**WORK REQUIRED**
Below are records to reproduce in full; copy them exactly but keep the pictures out.

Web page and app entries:
>>>
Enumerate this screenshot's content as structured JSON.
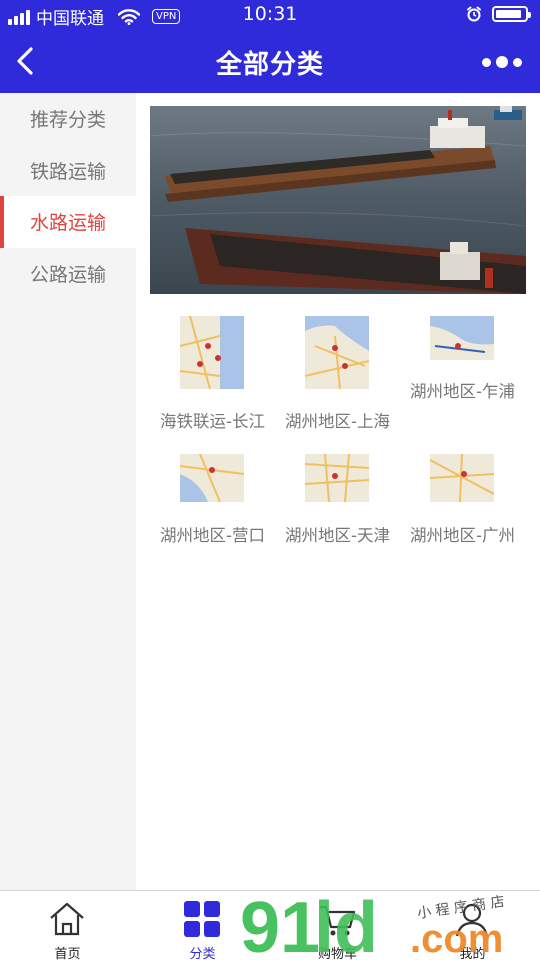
{
  "status_bar": {
    "carrier": "中国联通",
    "vpn": "VPN",
    "time": "10:31",
    "battery_level": 0.9
  },
  "navbar": {
    "title": "全部分类",
    "back_icon": "chevron-left-icon",
    "more_icon": "more-dots-icon"
  },
  "sidebar": {
    "items": [
      {
        "label": "推荐分类"
      },
      {
        "label": "铁路运输"
      },
      {
        "label": "水路运输"
      },
      {
        "label": "公路运输"
      }
    ],
    "active_index": 2
  },
  "banner": {
    "subject": "cargo barges on river"
  },
  "grid": {
    "items": [
      {
        "label": "海铁联运-长江"
      },
      {
        "label": "湖州地区-上海"
      },
      {
        "label": "湖州地区-乍浦"
      },
      {
        "label": "湖州地区-营口"
      },
      {
        "label": "湖州地区-天津"
      },
      {
        "label": "湖州地区-广州"
      }
    ]
  },
  "tabbar": {
    "items": [
      {
        "label": "首页",
        "icon": "home-icon"
      },
      {
        "label": "分类",
        "icon": "grid-icon"
      },
      {
        "label": "购物车",
        "icon": "cart-icon"
      },
      {
        "label": "我的",
        "icon": "user-icon"
      }
    ],
    "active_index": 1
  },
  "watermark": {
    "main": "91",
    "ld": "ld",
    "dot_com": ".com",
    "tagline": "小 程 序 商 店"
  },
  "colors": {
    "primary": "#2f2bdb",
    "active_red": "#e0443f",
    "watermark_green": "#3fbf58",
    "watermark_orange": "#f0882a"
  }
}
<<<
**FINISHED EXERCISE**
Enumerate this screenshot's content as structured JSON.
{
  "status_bar": {
    "carrier": "中国联通",
    "vpn": "VPN",
    "time": "10:31",
    "battery_level": 0.9
  },
  "navbar": {
    "title": "全部分类",
    "back_icon": "chevron-left-icon",
    "more_icon": "more-dots-icon"
  },
  "sidebar": {
    "items": [
      {
        "label": "推荐分类"
      },
      {
        "label": "铁路运输"
      },
      {
        "label": "水路运输"
      },
      {
        "label": "公路运输"
      }
    ],
    "active_index": 2
  },
  "banner": {
    "subject": "cargo barges on river"
  },
  "grid": {
    "items": [
      {
        "label": "海铁联运-长江"
      },
      {
        "label": "湖州地区-上海"
      },
      {
        "label": "湖州地区-乍浦"
      },
      {
        "label": "湖州地区-营口"
      },
      {
        "label": "湖州地区-天津"
      },
      {
        "label": "湖州地区-广州"
      }
    ]
  },
  "tabbar": {
    "items": [
      {
        "label": "首页",
        "icon": "home-icon"
      },
      {
        "label": "分类",
        "icon": "grid-icon"
      },
      {
        "label": "购物车",
        "icon": "cart-icon"
      },
      {
        "label": "我的",
        "icon": "user-icon"
      }
    ],
    "active_index": 1
  },
  "watermark": {
    "main": "91",
    "ld": "ld",
    "dot_com": ".com",
    "tagline": "小 程 序 商 店"
  },
  "colors": {
    "primary": "#2f2bdb",
    "active_red": "#e0443f",
    "watermark_green": "#3fbf58",
    "watermark_orange": "#f0882a"
  }
}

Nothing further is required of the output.